# ACTION ITEM
Select from the data all lines with the word "menu".

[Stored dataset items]
╭──
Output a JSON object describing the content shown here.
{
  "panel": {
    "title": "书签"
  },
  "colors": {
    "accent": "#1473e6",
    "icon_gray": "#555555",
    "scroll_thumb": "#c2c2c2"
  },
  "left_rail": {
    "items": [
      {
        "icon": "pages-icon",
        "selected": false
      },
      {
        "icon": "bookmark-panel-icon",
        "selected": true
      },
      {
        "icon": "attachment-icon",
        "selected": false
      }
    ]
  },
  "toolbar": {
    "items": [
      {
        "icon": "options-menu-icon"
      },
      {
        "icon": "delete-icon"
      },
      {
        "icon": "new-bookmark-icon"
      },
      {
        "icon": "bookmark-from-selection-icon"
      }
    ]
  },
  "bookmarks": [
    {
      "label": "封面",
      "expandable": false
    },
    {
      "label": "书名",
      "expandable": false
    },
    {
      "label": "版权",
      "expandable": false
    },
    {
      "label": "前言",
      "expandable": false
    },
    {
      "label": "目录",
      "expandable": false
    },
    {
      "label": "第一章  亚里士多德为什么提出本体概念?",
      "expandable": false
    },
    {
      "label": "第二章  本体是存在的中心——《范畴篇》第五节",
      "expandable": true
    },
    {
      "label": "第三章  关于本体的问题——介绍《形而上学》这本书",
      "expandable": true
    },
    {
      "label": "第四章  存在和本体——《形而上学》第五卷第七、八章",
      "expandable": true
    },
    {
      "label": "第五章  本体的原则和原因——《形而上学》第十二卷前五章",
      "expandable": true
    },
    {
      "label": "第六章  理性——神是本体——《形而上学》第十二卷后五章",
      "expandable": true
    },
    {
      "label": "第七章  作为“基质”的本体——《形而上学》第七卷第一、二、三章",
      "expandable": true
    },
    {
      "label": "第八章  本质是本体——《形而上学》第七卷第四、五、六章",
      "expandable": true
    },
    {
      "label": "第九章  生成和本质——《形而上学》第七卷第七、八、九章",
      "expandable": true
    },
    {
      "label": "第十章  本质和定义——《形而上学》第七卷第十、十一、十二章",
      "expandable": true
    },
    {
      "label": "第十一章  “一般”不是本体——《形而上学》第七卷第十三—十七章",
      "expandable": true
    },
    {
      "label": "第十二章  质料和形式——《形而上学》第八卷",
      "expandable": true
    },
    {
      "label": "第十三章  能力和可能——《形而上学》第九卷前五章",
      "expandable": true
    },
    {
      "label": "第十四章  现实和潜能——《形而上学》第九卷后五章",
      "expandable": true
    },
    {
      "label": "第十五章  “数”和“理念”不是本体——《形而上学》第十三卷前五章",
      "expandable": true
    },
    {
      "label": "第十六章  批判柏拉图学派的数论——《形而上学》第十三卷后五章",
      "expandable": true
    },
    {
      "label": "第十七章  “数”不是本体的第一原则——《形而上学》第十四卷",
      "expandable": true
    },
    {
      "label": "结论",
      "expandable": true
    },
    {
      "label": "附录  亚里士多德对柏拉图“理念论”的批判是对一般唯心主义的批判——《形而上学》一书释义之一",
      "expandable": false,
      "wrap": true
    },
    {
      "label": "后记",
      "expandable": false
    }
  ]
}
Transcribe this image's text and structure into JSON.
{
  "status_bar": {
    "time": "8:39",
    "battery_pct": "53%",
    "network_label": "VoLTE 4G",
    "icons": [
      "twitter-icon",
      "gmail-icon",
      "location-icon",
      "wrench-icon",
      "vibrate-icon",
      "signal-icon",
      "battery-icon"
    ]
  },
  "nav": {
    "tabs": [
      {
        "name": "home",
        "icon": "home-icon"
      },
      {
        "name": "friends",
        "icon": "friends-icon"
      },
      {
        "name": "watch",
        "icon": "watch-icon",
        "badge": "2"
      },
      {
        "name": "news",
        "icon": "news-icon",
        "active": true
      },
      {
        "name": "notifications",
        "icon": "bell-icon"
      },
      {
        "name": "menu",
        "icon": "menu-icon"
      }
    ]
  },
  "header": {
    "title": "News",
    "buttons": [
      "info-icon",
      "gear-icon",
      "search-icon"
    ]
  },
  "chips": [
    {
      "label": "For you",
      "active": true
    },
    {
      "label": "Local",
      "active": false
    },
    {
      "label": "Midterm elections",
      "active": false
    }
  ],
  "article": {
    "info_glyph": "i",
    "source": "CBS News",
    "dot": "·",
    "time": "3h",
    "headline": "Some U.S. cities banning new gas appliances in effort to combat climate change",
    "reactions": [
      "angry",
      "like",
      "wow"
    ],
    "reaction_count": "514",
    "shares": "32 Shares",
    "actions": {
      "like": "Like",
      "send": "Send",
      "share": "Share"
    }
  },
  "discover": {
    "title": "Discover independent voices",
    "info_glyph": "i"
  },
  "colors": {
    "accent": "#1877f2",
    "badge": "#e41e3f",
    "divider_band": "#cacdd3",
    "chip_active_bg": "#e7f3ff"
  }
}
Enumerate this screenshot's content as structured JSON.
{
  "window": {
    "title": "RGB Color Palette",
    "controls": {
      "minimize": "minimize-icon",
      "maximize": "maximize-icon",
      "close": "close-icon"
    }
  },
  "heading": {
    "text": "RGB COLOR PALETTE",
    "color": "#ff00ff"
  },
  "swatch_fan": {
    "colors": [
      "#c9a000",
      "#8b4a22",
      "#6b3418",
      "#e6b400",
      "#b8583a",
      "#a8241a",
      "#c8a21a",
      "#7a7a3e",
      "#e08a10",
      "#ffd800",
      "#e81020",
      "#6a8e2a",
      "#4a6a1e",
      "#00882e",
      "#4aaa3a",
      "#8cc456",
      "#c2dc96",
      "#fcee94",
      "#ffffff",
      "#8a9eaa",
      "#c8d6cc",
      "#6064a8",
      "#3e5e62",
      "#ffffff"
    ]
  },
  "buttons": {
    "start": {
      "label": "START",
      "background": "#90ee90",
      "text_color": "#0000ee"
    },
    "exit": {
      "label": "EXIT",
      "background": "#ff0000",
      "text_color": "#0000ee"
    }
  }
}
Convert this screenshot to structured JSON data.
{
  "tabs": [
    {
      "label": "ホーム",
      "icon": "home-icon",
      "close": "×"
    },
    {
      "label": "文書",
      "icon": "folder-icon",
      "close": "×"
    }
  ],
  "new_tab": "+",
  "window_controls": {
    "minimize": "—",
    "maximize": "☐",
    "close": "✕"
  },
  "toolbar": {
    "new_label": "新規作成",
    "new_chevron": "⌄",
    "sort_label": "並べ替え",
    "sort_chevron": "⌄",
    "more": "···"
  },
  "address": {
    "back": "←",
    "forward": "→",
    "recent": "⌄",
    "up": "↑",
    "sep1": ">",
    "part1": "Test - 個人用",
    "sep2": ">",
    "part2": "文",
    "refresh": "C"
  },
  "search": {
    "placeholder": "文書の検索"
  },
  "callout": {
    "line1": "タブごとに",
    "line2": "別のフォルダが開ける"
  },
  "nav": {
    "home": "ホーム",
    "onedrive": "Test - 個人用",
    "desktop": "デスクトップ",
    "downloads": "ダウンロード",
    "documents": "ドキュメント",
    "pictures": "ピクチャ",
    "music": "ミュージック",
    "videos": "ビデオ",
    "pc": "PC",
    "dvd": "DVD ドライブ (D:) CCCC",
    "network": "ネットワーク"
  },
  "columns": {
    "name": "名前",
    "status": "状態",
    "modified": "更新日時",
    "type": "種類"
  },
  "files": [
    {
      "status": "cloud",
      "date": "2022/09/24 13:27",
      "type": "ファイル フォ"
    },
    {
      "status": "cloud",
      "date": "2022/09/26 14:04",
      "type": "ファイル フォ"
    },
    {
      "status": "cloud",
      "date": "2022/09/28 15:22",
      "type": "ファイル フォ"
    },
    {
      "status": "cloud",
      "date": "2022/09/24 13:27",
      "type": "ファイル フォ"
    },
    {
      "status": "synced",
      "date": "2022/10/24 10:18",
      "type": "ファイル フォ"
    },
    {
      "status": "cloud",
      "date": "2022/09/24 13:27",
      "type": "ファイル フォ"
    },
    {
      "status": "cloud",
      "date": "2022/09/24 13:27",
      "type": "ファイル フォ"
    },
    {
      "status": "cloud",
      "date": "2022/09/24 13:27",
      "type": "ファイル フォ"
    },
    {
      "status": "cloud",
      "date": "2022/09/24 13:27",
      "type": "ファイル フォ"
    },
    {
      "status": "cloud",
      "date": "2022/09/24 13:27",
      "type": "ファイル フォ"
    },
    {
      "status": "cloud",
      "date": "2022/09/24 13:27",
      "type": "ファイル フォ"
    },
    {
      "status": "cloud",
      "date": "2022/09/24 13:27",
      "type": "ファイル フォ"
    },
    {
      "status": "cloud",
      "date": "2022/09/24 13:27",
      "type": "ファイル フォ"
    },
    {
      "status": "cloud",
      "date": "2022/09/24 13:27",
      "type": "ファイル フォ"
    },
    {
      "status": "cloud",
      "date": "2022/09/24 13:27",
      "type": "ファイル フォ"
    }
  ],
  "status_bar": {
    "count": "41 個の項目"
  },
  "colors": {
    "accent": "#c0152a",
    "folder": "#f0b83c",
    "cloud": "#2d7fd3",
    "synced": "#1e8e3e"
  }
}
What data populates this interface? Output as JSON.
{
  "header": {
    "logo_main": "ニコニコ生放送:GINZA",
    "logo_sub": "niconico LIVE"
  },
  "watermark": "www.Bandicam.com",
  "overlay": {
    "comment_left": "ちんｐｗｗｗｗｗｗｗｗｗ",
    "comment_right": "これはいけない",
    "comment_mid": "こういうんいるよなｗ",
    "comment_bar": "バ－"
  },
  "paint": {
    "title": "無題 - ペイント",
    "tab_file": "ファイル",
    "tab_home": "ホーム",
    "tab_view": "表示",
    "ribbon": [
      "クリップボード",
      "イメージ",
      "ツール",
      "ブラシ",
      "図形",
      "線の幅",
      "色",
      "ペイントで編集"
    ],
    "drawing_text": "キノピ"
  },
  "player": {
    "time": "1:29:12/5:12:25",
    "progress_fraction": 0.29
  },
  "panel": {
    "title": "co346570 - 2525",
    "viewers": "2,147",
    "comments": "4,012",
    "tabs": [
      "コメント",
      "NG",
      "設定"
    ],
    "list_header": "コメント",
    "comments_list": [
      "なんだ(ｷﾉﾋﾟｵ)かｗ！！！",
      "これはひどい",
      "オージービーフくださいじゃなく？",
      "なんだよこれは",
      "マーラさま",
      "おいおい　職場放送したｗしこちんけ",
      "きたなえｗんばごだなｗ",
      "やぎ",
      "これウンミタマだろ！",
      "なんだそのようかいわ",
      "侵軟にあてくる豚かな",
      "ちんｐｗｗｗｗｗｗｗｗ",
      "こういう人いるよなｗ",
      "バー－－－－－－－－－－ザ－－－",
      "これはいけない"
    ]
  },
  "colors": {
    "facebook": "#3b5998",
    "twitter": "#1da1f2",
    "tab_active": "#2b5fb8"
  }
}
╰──
# SOLUTION FOR THIS PROBLEM
        "icon": "options-menu-icon"
        "name": "menu",
        "icon": "menu-icon"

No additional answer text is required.